A mellow Friday night in Los Angeles, CA assembled a veritable mix to see two very different bands at the El Rey as part of the Moheak and Goldvoice Presents – local newbies The Neighborhood and Mercury Prize-nominated Brit-rock band Maximo Park.

Local teens, college kids, music supervisors, and what appeared to be family members of the band gathered to see The Neighborhood who performed songs from their debut album I’m Sorry…..

Not having heard the entire album prior — outside of considering the single “Sweater Weather” to be a catchy tune — the repertoire sounded surprisingly different from what was previously envisioned in my mind.

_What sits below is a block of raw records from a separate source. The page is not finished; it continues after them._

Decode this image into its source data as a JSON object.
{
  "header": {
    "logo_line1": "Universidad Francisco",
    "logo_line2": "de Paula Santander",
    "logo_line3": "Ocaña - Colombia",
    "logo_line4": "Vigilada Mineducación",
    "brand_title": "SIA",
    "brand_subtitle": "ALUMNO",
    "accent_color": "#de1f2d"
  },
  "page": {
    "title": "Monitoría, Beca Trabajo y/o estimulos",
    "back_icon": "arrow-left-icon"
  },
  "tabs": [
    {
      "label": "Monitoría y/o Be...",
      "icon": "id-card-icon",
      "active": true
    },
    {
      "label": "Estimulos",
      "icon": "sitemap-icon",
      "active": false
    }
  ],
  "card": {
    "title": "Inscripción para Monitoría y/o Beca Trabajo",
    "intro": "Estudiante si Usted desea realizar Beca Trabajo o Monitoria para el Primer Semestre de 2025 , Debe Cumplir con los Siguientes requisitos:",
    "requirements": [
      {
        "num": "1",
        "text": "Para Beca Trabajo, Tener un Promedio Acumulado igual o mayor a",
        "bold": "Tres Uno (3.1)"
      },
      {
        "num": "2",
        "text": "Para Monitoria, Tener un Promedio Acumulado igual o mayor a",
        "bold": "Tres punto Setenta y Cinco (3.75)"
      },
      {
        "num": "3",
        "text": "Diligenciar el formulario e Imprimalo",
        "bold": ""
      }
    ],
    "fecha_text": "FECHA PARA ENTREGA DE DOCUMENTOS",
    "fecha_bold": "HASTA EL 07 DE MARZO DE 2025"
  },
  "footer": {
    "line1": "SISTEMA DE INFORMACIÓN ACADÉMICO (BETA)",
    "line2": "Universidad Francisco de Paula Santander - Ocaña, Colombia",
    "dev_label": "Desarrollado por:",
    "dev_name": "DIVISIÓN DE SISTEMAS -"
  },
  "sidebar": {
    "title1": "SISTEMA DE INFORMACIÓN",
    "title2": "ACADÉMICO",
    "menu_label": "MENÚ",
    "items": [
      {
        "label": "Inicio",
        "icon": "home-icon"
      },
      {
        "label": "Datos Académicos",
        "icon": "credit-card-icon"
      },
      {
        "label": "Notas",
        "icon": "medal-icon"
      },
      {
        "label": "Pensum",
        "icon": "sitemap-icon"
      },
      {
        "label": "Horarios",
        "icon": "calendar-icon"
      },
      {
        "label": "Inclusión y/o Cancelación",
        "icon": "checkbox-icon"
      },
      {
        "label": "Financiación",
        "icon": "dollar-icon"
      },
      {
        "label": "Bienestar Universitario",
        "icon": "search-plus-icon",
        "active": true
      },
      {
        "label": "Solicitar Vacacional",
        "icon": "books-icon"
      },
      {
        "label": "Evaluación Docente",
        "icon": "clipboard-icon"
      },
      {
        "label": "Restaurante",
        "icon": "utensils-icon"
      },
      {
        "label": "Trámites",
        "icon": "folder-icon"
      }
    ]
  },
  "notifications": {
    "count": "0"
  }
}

Their sound had a harder edge to it, and as the singer bounced around in a do-rag and gold chains, I couldn’t help but admire the new band and their seemingly quick ascent to mainstream popularity. It’ll be interesting to see which direction the band chooses to go in next.

Promptly after The Neighborhood ended their set, the Newcastle, England-based band Maximo Park took the stage. This was their last show as part of a short North American stint in support of their fourth album The National Health.

The band was in top form. Paul Smith, the effervescent frontman of the group, jumped across the stage commanding the show with his presence as he danced, yelped, sang, shouted, and chatted along the way. The show could have easily entertained thousands of people rather than the smaller occupance of the El Rey (not a sold out show). It was a treat. The band performed music from The National Health alongside older, familiar songs to Maximo Park fans – “Girls Who Play Guitars” and “Apply Some Pressure.”

All in all, a good night!